Prompt ::
From first line to last, copy the material below exactly.

Exercise data ::
= = = =
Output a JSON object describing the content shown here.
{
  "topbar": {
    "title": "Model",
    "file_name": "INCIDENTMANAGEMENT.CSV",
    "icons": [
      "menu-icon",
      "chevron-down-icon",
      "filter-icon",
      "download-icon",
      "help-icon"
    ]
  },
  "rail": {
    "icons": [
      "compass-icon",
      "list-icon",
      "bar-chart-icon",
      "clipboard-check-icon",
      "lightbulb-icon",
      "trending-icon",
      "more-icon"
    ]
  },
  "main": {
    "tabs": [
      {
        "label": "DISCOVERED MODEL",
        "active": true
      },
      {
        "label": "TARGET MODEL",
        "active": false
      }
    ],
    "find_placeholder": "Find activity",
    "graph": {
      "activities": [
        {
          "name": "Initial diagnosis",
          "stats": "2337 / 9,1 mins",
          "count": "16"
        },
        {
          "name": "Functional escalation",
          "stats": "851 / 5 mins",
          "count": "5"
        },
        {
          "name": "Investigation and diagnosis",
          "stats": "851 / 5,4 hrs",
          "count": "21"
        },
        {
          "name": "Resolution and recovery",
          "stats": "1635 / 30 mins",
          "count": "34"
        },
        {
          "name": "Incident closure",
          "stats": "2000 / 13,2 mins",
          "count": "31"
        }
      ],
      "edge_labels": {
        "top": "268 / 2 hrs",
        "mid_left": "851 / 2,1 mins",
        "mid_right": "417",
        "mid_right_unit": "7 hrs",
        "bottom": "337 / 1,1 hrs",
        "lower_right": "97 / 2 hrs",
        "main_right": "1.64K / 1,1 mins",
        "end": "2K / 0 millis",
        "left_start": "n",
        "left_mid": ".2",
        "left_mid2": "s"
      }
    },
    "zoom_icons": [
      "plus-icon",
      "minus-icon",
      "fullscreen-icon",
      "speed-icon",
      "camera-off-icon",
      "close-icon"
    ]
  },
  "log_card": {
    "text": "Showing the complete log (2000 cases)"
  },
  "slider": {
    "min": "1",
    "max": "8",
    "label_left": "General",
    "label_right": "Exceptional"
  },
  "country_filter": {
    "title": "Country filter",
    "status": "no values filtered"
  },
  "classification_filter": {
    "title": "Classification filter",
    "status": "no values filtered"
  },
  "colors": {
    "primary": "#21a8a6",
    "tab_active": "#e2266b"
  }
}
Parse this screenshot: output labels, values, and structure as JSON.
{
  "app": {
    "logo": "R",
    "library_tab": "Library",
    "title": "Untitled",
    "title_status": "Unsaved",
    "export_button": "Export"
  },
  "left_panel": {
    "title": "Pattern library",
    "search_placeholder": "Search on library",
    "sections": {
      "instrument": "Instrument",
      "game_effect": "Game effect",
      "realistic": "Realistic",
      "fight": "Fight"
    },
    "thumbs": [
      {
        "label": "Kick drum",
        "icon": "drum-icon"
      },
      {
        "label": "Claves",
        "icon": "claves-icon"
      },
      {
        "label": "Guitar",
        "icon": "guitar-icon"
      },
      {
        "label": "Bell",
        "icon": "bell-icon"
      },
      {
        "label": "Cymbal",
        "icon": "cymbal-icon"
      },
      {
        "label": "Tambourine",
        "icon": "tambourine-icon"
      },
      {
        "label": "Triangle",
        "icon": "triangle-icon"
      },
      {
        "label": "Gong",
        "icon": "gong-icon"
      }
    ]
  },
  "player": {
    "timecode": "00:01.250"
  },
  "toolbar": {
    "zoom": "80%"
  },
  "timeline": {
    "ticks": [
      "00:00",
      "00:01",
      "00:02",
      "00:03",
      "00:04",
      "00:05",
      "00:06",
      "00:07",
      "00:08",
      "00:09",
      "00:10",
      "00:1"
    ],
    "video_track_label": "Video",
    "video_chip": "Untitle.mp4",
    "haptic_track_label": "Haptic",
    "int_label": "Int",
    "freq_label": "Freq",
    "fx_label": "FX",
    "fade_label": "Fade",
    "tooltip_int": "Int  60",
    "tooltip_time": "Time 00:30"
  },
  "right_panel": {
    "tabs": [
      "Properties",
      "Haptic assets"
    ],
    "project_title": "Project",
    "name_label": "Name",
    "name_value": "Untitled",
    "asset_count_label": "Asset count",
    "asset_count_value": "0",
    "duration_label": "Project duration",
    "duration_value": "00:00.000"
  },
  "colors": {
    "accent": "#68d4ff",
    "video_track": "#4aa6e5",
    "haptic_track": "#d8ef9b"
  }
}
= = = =
Exercise response ::
Output a JSON object describing the content shown here.
{
  "topbar": {
    "title": "Model",
    "file_name": "INCIDENTMANAGEMENT.CSV",
    "icons": [
      "menu-icon",
      "chevron-down-icon",
      "filter-icon",
      "download-icon",
      "help-icon"
    ]
  },
  "rail": {
    "icons": [
      "compass-icon",
      "list-icon",
      "bar-chart-icon",
      "clipboard-check-icon",
      "lightbulb-icon",
      "trending-icon",
      "more-icon"
    ]
  },
  "main": {
    "tabs": [
      {
        "label": "DISCOVERED MODEL",
        "active": true
      },
      {
        "label": "TARGET MODEL",
        "active": false
      }
    ],
    "find_placeholder": "Find activity",
    "graph": {
      "activities": [
        {
          "name": "Initial diagnosis",
          "stats": "2337 / 9,1 mins",
          "count": "16"
        },
        {
          "name": "Functional escalation",
          "stats": "851 / 5 mins",
          "count": "5"
        },
        {
          "name": "Investigation and diagnosis",
          "stats": "851 / 5,4 hrs",
          "count": "21"
        },
        {
          "name": "Resolution and recovery",
          "stats": "1635 / 30 mins",
          "count": "34"
        },
        {
          "name": "Incident closure",
          "stats": "2000 / 13,2 mins",
          "count": "31"
        }
      ],
      "edge_labels": {
        "top": "268 / 2 hrs",
        "mid_left": "851 / 2,1 mins",
        "mid_right": "417",
        "mid_right_unit": "7 hrs",
        "bottom": "337 / 1,1 hrs",
        "lower_right": "97 / 2 hrs",
        "main_right": "1.64K / 1,1 mins",
        "end": "2K / 0 millis",
        "left_start": "n",
        "left_mid": ".2",
        "left_mid2": "s"
      }
    },
    "zoom_icons": [
      "plus-icon",
      "minus-icon",
      "fullscreen-icon",
      "speed-icon",
      "camera-off-icon",
      "close-icon"
    ]
  },
  "log_card": {
    "text": "Showing the complete log (2000 cases)"
  },
  "slider": {
    "min": "1",
    "max": "8",
    "label_left": "General",
    "label_right": "Exceptional"
  },
  "country_filter": {
    "title": "Country filter",
    "status": "no values filtered"
  },
  "classification_filter": {
    "title": "Classification filter",
    "status": "no values filtered"
  },
  "colors": {
    "primary": "#21a8a6",
    "tab_active": "#e2266b"
  }
}
Parse this screenshot: output labels, values, and structure as JSON.
{
  "app": {
    "logo": "R",
    "library_tab": "Library",
    "title": "Untitled",
    "title_status": "Unsaved",
    "export_button": "Export"
  },
  "left_panel": {
    "title": "Pattern library",
    "search_placeholder": "Search on library",
    "sections": {
      "instrument": "Instrument",
      "game_effect": "Game effect",
      "realistic": "Realistic",
      "fight": "Fight"
    },
    "thumbs": [
      {
        "label": "Kick drum",
        "icon": "drum-icon"
      },
      {
        "label": "Claves",
        "icon": "claves-icon"
      },
      {
        "label": "Guitar",
        "icon": "guitar-icon"
      },
      {
        "label": "Bell",
        "icon": "bell-icon"
      },
      {
        "label": "Cymbal",
        "icon": "cymbal-icon"
      },
      {
        "label": "Tambourine",
        "icon": "tambourine-icon"
      },
      {
        "label": "Triangle",
        "icon": "triangle-icon"
      },
      {
        "label": "Gong",
        "icon": "gong-icon"
      }
    ]
  },
  "player": {
    "timecode": "00:01.250"
  },
  "toolbar": {
    "zoom": "80%"
  },
  "timeline": {
    "ticks": [
      "00:00",
      "00:01",
      "00:02",
      "00:03",
      "00:04",
      "00:05",
      "00:06",
      "00:07",
      "00:08",
      "00:09",
      "00:10",
      "00:1"
    ],
    "video_track_label": "Video",
    "video_chip": "Untitle.mp4",
    "haptic_track_label": "Haptic",
    "int_label": "Int",
    "freq_label": "Freq",
    "fx_label": "FX",
    "fade_label": "Fade",
    "tooltip_int": "Int  60",
    "tooltip_time": "Time 00:30"
  },
  "right_panel": {
    "tabs": [
      "Properties",
      "Haptic assets"
    ],
    "project_title": "Project",
    "name_label": "Name",
    "name_value": "Untitled",
    "asset_count_label": "Asset count",
    "asset_count_value": "0",
    "duration_label": "Project duration",
    "duration_value": "00:00.000"
  },
  "colors": {
    "accent": "#68d4ff",
    "video_track": "#4aa6e5",
    "haptic_track": "#d8ef9b"
  }
}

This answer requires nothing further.